What needs to be done: Print each record below word for word.

Task inputs:
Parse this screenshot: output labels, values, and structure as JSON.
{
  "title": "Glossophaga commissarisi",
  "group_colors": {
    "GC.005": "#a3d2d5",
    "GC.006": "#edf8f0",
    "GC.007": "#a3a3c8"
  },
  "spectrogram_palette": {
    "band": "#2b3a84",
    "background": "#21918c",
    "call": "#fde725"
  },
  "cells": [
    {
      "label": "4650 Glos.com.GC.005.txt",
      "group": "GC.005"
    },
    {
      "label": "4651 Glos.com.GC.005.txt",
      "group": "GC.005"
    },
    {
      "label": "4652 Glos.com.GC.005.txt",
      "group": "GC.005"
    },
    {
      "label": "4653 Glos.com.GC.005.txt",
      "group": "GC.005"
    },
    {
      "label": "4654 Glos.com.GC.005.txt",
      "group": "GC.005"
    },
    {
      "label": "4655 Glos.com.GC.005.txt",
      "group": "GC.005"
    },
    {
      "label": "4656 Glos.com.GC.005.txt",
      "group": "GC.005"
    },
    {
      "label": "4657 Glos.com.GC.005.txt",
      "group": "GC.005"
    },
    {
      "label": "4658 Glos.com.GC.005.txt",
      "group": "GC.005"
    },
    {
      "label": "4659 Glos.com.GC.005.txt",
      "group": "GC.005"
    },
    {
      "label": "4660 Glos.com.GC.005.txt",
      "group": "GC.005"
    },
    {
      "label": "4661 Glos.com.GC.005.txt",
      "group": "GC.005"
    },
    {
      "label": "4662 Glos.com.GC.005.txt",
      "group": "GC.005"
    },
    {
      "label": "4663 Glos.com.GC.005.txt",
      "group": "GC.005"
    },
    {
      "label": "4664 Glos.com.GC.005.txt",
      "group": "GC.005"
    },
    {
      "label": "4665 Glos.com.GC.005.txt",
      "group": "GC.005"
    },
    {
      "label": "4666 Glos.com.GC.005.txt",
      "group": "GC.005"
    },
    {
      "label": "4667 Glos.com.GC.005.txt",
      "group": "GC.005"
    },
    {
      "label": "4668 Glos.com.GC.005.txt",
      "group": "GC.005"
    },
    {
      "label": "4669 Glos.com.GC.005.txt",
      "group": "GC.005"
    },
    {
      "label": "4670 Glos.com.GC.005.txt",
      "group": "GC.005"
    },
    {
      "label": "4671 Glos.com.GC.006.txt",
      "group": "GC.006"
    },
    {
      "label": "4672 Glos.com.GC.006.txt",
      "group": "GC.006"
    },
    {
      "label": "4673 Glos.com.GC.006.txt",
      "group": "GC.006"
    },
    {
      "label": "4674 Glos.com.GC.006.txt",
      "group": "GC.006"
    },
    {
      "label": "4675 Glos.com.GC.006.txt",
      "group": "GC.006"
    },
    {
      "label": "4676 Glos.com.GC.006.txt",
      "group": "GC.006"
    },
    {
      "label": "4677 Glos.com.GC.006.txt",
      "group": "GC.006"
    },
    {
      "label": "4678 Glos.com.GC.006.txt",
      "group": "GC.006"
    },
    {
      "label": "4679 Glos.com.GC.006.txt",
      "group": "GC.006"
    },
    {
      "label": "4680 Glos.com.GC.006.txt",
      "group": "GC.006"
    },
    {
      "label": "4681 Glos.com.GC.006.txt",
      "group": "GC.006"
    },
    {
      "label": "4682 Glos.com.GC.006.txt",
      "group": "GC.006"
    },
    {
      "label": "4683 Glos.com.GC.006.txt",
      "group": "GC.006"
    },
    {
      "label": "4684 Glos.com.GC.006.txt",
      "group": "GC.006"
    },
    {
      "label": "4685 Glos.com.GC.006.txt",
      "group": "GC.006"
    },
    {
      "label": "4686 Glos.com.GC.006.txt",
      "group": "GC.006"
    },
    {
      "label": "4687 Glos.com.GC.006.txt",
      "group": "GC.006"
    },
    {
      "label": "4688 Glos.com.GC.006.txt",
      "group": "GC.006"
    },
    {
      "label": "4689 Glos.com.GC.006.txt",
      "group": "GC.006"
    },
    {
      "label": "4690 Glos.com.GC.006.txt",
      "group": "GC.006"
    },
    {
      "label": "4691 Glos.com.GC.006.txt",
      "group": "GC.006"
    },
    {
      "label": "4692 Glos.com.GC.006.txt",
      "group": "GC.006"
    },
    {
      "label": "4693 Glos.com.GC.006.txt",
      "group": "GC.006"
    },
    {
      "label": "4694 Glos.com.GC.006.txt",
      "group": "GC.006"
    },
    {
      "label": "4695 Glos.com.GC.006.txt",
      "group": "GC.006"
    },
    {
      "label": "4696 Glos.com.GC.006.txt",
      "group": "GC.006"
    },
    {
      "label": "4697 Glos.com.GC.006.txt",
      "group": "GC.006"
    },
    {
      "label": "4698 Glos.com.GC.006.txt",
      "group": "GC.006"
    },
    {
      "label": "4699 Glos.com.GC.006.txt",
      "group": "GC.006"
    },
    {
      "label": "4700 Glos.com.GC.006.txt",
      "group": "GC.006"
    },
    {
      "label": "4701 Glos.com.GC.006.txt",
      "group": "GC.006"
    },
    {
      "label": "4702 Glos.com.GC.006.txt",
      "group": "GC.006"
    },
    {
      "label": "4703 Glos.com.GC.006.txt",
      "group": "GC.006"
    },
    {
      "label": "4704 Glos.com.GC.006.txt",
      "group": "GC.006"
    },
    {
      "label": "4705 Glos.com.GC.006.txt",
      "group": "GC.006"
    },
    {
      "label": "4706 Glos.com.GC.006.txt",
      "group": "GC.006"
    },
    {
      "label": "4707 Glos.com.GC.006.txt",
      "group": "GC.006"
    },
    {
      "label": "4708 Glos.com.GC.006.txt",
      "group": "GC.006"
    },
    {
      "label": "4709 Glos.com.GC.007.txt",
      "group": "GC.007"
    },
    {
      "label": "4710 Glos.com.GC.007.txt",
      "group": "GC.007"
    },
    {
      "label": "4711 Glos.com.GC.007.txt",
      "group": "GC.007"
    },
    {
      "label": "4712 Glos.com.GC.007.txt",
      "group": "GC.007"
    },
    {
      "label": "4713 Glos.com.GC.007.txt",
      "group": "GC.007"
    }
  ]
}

Solution for this task:
Parse this screenshot: output labels, values, and structure as JSON.
{
  "title": "Glossophaga commissarisi",
  "group_colors": {
    "GC.005": "#a3d2d5",
    "GC.006": "#edf8f0",
    "GC.007": "#a3a3c8"
  },
  "spectrogram_palette": {
    "band": "#2b3a84",
    "background": "#21918c",
    "call": "#fde725"
  },
  "cells": [
    {
      "label": "4650 Glos.com.GC.005.txt",
      "group": "GC.005"
    },
    {
      "label": "4651 Glos.com.GC.005.txt",
      "group": "GC.005"
    },
    {
      "label": "4652 Glos.com.GC.005.txt",
      "group": "GC.005"
    },
    {
      "label": "4653 Glos.com.GC.005.txt",
      "group": "GC.005"
    },
    {
      "label": "4654 Glos.com.GC.005.txt",
      "group": "GC.005"
    },
    {
      "label": "4655 Glos.com.GC.005.txt",
      "group": "GC.005"
    },
    {
      "label": "4656 Glos.com.GC.005.txt",
      "group": "GC.005"
    },
    {
      "label": "4657 Glos.com.GC.005.txt",
      "group": "GC.005"
    },
    {
      "label": "4658 Glos.com.GC.005.txt",
      "group": "GC.005"
    },
    {
      "label": "4659 Glos.com.GC.005.txt",
      "group": "GC.005"
    },
    {
      "label": "4660 Glos.com.GC.005.txt",
      "group": "GC.005"
    },
    {
      "label": "4661 Glos.com.GC.005.txt",
      "group": "GC.005"
    },
    {
      "label": "4662 Glos.com.GC.005.txt",
      "group": "GC.005"
    },
    {
      "label": "4663 Glos.com.GC.005.txt",
      "group": "GC.005"
    },
    {
      "label": "4664 Glos.com.GC.005.txt",
      "group": "GC.005"
    },
    {
      "label": "4665 Glos.com.GC.005.txt",
      "group": "GC.005"
    },
    {
      "label": "4666 Glos.com.GC.005.txt",
      "group": "GC.005"
    },
    {
      "label": "4667 Glos.com.GC.005.txt",
      "group": "GC.005"
    },
    {
      "label": "4668 Glos.com.GC.005.txt",
      "group": "GC.005"
    },
    {
      "label": "4669 Glos.com.GC.005.txt",
      "group": "GC.005"
    },
    {
      "label": "4670 Glos.com.GC.005.txt",
      "group": "GC.005"
    },
    {
      "label": "4671 Glos.com.GC.006.txt",
      "group": "GC.006"
    },
    {
      "label": "4672 Glos.com.GC.006.txt",
      "group": "GC.006"
    },
    {
      "label": "4673 Glos.com.GC.006.txt",
      "group": "GC.006"
    },
    {
      "label": "4674 Glos.com.GC.006.txt",
      "group": "GC.006"
    },
    {
      "label": "4675 Glos.com.GC.006.txt",
      "group": "GC.006"
    },
    {
      "label": "4676 Glos.com.GC.006.txt",
      "group": "GC.006"
    },
    {
      "label": "4677 Glos.com.GC.006.txt",
      "group": "GC.006"
    },
    {
      "label": "4678 Glos.com.GC.006.txt",
      "group": "GC.006"
    },
    {
      "label": "4679 Glos.com.GC.006.txt",
      "group": "GC.006"
    },
    {
      "label": "4680 Glos.com.GC.006.txt",
      "group": "GC.006"
    },
    {
      "label": "4681 Glos.com.GC.006.txt",
      "group": "GC.006"
    },
    {
      "label": "4682 Glos.com.GC.006.txt",
      "group": "GC.006"
    },
    {
      "label": "4683 Glos.com.GC.006.txt",
      "group": "GC.006"
    },
    {
      "label": "4684 Glos.com.GC.006.txt",
      "group": "GC.006"
    },
    {
      "label": "4685 Glos.com.GC.006.txt",
      "group": "GC.006"
    },
    {
      "label": "4686 Glos.com.GC.006.txt",
      "group": "GC.006"
    },
    {
      "label": "4687 Glos.com.GC.006.txt",
      "group": "GC.006"
    },
    {
      "label": "4688 Glos.com.GC.006.txt",
      "group": "GC.006"
    },
    {
      "label": "4689 Glos.com.GC.006.txt",
      "group": "GC.006"
    },
    {
      "label": "4690 Glos.com.GC.006.txt",
      "group": "GC.006"
    },
    {
      "label": "4691 Glos.com.GC.006.txt",
      "group": "GC.006"
    },
    {
      "label": "4692 Glos.com.GC.006.txt",
      "group": "GC.006"
    },
    {
      "label": "4693 Glos.com.GC.006.txt",
      "group": "GC.006"
    },
    {
      "label": "4694 Glos.com.GC.006.txt",
      "group": "GC.006"
    },
    {
      "label": "4695 Glos.com.GC.006.txt",
      "group": "GC.006"
    },
    {
      "label": "4696 Glos.com.GC.006.txt",
      "group": "GC.006"
    },
    {
      "label": "4697 Glos.com.GC.006.txt",
      "group": "GC.006"
    },
    {
      "label": "4698 Glos.com.GC.006.txt",
      "group": "GC.006"
    },
    {
      "label": "4699 Glos.com.GC.006.txt",
      "group": "GC.006"
    },
    {
      "label": "4700 Glos.com.GC.006.txt",
      "group": "GC.006"
    },
    {
      "label": "4701 Glos.com.GC.006.txt",
      "group": "GC.006"
    },
    {
      "label": "4702 Glos.com.GC.006.txt",
      "group": "GC.006"
    },
    {
      "label": "4703 Glos.com.GC.006.txt",
      "group": "GC.006"
    },
    {
      "label": "4704 Glos.com.GC.006.txt",
      "group": "GC.006"
    },
    {
      "label": "4705 Glos.com.GC.006.txt",
      "group": "GC.006"
    },
    {
      "label": "4706 Glos.com.GC.006.txt",
      "group": "GC.006"
    },
    {
      "label": "4707 Glos.com.GC.006.txt",
      "group": "GC.006"
    },
    {
      "label": "4708 Glos.com.GC.006.txt",
      "group": "GC.006"
    },
    {
      "label": "4709 Glos.com.GC.007.txt",
      "group": "GC.007"
    },
    {
      "label": "4710 Glos.com.GC.007.txt",
      "group": "GC.007"
    },
    {
      "label": "4711 Glos.com.GC.007.txt",
      "group": "GC.007"
    },
    {
      "label": "4712 Glos.com.GC.007.txt",
      "group": "GC.007"
    },
    {
      "label": "4713 Glos.com.GC.007.txt",
      "group": "GC.007"
    }
  ]
}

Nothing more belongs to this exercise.